(Collected data entries)
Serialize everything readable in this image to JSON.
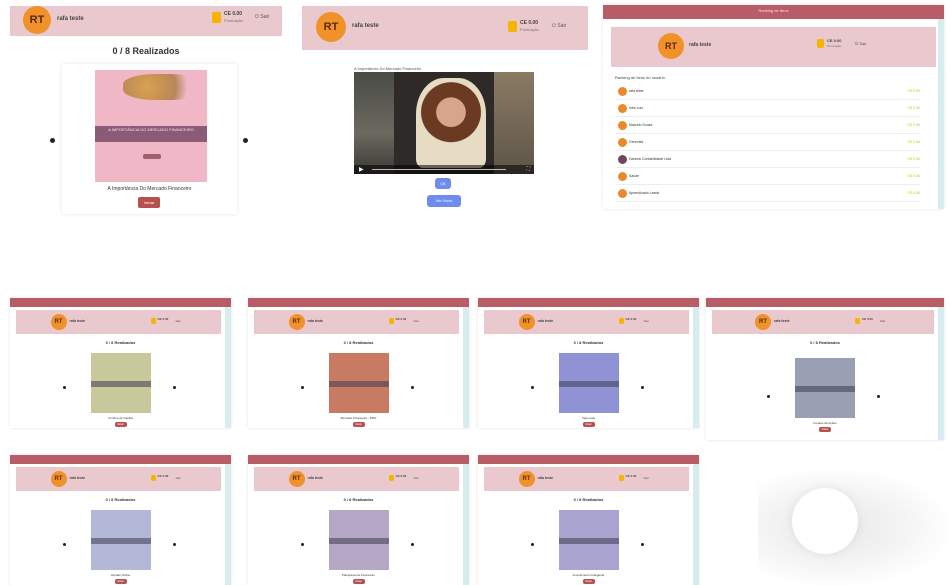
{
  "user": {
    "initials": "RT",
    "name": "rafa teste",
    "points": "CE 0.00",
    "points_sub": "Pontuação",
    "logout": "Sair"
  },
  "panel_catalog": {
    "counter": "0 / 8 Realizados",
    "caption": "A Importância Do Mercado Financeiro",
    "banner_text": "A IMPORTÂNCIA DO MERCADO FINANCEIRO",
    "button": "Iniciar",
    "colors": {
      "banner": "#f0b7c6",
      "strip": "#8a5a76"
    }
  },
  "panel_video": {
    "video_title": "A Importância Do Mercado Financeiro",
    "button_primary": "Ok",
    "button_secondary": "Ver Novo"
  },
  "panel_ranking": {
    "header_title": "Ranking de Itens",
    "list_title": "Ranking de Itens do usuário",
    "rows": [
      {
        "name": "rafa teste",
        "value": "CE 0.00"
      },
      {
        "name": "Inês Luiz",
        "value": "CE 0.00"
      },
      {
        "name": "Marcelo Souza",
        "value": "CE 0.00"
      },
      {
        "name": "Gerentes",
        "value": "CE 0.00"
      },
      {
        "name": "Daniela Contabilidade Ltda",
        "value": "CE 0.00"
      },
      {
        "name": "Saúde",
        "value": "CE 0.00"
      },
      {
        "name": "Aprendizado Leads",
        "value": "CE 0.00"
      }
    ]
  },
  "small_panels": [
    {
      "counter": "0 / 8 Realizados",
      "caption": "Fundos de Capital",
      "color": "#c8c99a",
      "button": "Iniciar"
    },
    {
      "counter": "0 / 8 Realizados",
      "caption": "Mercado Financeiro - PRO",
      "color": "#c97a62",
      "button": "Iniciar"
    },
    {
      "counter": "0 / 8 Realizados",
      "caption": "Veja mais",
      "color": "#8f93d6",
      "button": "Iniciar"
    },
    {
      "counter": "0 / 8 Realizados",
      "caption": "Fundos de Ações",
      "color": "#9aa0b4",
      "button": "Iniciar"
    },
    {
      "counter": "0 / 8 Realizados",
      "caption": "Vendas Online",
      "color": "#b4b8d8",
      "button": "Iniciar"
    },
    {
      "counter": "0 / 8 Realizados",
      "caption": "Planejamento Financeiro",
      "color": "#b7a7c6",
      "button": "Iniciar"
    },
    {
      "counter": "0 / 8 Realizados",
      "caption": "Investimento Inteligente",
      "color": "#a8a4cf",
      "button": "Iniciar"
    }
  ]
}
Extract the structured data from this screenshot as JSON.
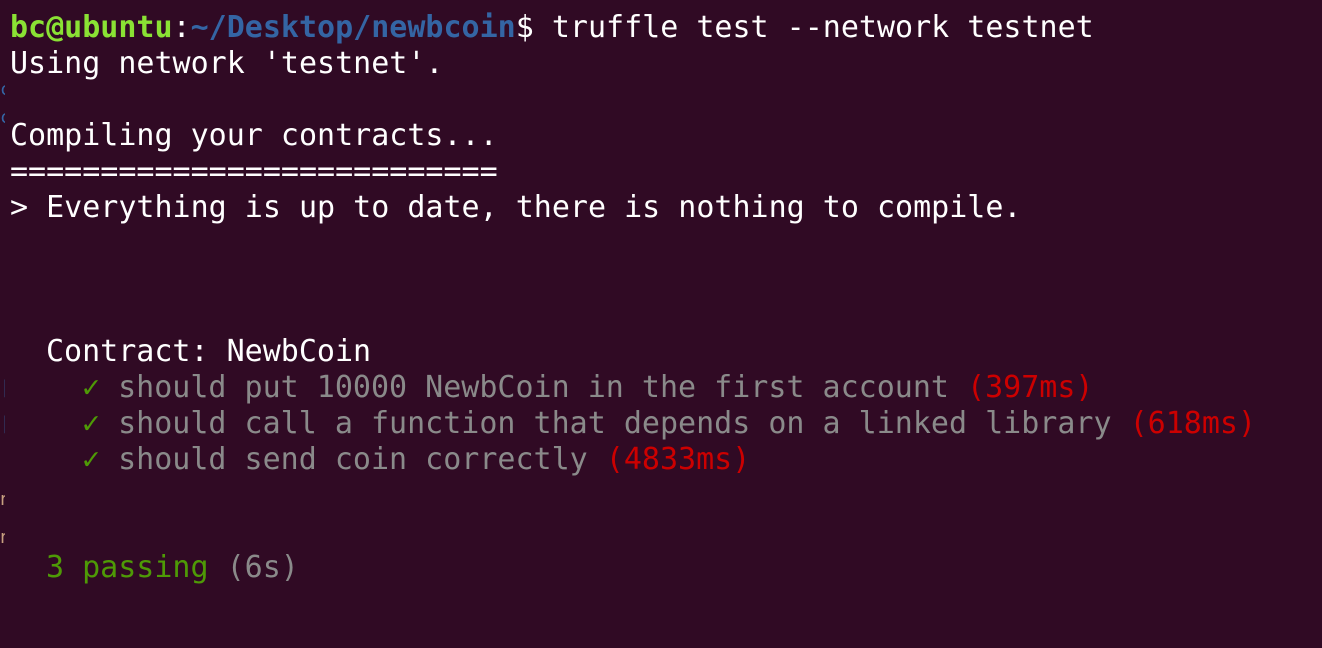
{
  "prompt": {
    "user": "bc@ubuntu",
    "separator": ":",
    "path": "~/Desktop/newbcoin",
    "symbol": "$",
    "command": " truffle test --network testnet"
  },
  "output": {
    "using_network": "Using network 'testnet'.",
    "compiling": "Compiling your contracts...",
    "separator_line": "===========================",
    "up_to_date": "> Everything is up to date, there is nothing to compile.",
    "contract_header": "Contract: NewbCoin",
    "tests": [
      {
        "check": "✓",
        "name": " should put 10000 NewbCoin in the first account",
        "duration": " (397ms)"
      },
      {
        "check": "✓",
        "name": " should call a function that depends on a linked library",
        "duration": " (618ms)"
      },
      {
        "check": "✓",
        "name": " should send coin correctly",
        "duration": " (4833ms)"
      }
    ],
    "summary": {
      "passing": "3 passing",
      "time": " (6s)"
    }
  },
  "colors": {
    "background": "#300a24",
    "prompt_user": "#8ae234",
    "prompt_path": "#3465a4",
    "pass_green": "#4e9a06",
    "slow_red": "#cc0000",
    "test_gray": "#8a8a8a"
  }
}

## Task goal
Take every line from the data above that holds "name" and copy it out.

## Answer for this exercise
    "name": "rafa teste",
        "name": "rafa teste",
        "name": "Inês Luiz",
        "name": "Marcelo Souza",
        "name": "Gerentes",
        "name": "Daniela Contabilidade Ltda",
        "name": "Saúde",
        "name": "Aprendizado Leads",
        "name": " should put 10000 NewbCoin in the first account",
        "name": " should call a function that depends on a linked library",
        "name": " should send coin correctly",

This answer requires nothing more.